THE GOSPEL

The Good News According To Josephus

by C.G. Weiss



THE GOSPEL: The Good News According To Josephus

It takes place in the year 95 C.E. (A.D.) at a dinner party in the home of Flavia Sabena—a cousin to Emperor Domitian—on the last night of the Festival of Saturnalia. The hostess has invited eminent Jewish-Roman historian Josephus, as guest of honor, to give readings from his works while they wait up all night in their annual solar vigil celebrating the mid-Winter Solstice. Three great historians are in attendance. 

THE GOSPEL: The Good News According To Josephus simultaneously presents both legend and history. It is a narrative that consists chiefly of a fascinating monologue by Josephus as speaker—alternating with the younger Josephus in flashback, and interrupted at points by his fellow guests. Josephus’ account of his exploits in the Jewish War with Rome presents a retelling from classical histories—primarily the writings of Flavius Josephus: “Antiquities” and “Wars” and “Life”. 

In the story being recounted, the “Good News” heralded Vespasian, the Roman emperor whose forces defeated the religious fanatics who led -- or forced -- the Jews to revolt against Rome. But resonating through the story is a silent theme of a New World coming – one that will be rather more than less Jewish as Romans begin to adopt the “manners” of the Jews. It is one that would replace the Roman pagan world. In the setting of the story, the building blocks of the coming culture lay scattered about, but with different significance attached.

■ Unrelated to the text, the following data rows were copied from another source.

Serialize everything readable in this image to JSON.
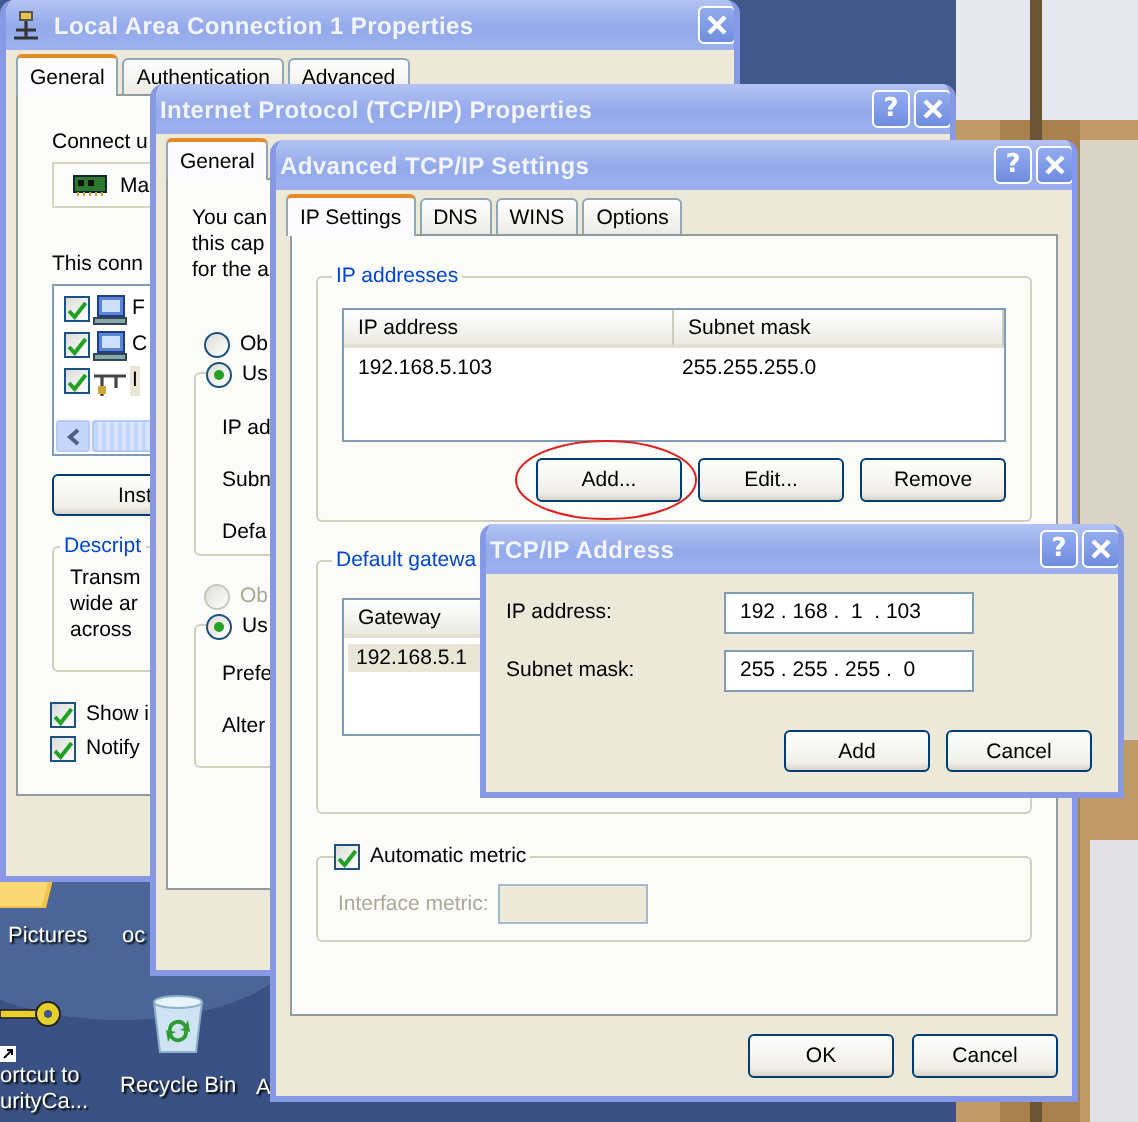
{
  "desktop": {
    "icons": [
      {
        "kind": "folder",
        "lines": [
          "Pictures"
        ]
      },
      {
        "kind": "label-only",
        "lines": [
          "oc"
        ]
      },
      {
        "kind": "key-shortcut",
        "lines": [
          "ortcut to",
          "urityCa..."
        ]
      },
      {
        "kind": "recycle-bin",
        "lines": [
          "Recycle Bin"
        ]
      },
      {
        "kind": "label-only",
        "lines": [
          "A"
        ]
      }
    ]
  },
  "local_area_window": {
    "title": "Local Area Connection 1 Properties",
    "tabs": [
      {
        "label": "General",
        "selected": true
      },
      {
        "label": "Authentication",
        "selected": false
      },
      {
        "label": "Advanced",
        "selected": false
      }
    ],
    "connect_label": "Connect u",
    "adapter": "Ma",
    "components_label": "This conn",
    "components": [
      {
        "kind": "client",
        "label": "F",
        "checked": true,
        "selected": false
      },
      {
        "kind": "client",
        "label": "C",
        "checked": true,
        "selected": false
      },
      {
        "kind": "protocol",
        "label": "I",
        "checked": true,
        "selected": true
      }
    ],
    "install_button": "Inst",
    "description": {
      "legend": "Descript",
      "lines": [
        "Transm",
        "wide ar",
        "across"
      ]
    },
    "options": [
      {
        "label": "Show i",
        "checked": true
      },
      {
        "label": "Notify",
        "checked": true
      }
    ]
  },
  "ip_properties_window": {
    "title": "Internet Protocol (TCP/IP) Properties",
    "help": "?",
    "tabs": [
      {
        "label": "General",
        "selected": true
      }
    ],
    "intro_lines": [
      "You can",
      "this cap",
      "for the a"
    ],
    "ip_mode": [
      {
        "label": "Ob",
        "selected": false,
        "disabled": false
      },
      {
        "label": "Us",
        "selected": true,
        "disabled": false
      }
    ],
    "ip_fields": [
      "IP ad",
      "Subn",
      "Defa"
    ],
    "dns_mode": [
      {
        "label": "Ob",
        "selected": false,
        "disabled": true
      },
      {
        "label": "Us",
        "selected": true,
        "disabled": false
      }
    ],
    "dns_fields": [
      "Prefe",
      "Alter"
    ]
  },
  "advanced_window": {
    "title": "Advanced TCP/IP Settings",
    "help": "?",
    "tabs": [
      {
        "label": "IP Settings",
        "selected": true
      },
      {
        "label": "DNS",
        "selected": false
      },
      {
        "label": "WINS",
        "selected": false
      },
      {
        "label": "Options",
        "selected": false
      }
    ],
    "ip_addresses": {
      "legend": "IP addresses",
      "columns": [
        "IP address",
        "Subnet mask"
      ],
      "rows": [
        {
          "cells": [
            "192.168.5.103",
            "255.255.255.0"
          ],
          "selected": false
        }
      ],
      "buttons": [
        {
          "label": "Add...",
          "circled": true
        },
        {
          "label": "Edit...",
          "circled": false
        },
        {
          "label": "Remove",
          "circled": false
        }
      ]
    },
    "gateways": {
      "legend": "Default gatewa",
      "columns": [
        "Gateway"
      ],
      "rows": [
        {
          "cells": [
            "192.168.5.1"
          ],
          "selected": true
        }
      ]
    },
    "automatic_metric": {
      "label": "Automatic metric",
      "checked": true
    },
    "interface_metric": {
      "label": "Interface metric:",
      "disabled": true
    },
    "buttons": [
      "OK",
      "Cancel"
    ]
  },
  "address_dialog": {
    "title": "TCP/IP Address",
    "help": "?",
    "fields": [
      {
        "label": "IP address:",
        "value": "192 . 168 .  1  . 103"
      },
      {
        "label": "Subnet mask:",
        "value": "255 . 255 . 255 .  0"
      }
    ],
    "buttons": [
      "Add",
      "Cancel"
    ]
  }
}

At the same time, The GOSPEL bears the imprint of that other gospel, which was born and transmitted against the backdrop of these events.  Josephus’ Life and Wars, the official account of the Jewish War, together complete a puzzle that shimmers through the outline of The GOSPEL, which the reader is allowed to interpret. Inserts into Josephus’ narrative from other, mostly classical, sources provide a fuller depiction of the times. And Tacitus and Suetonius are present and speak for themselves.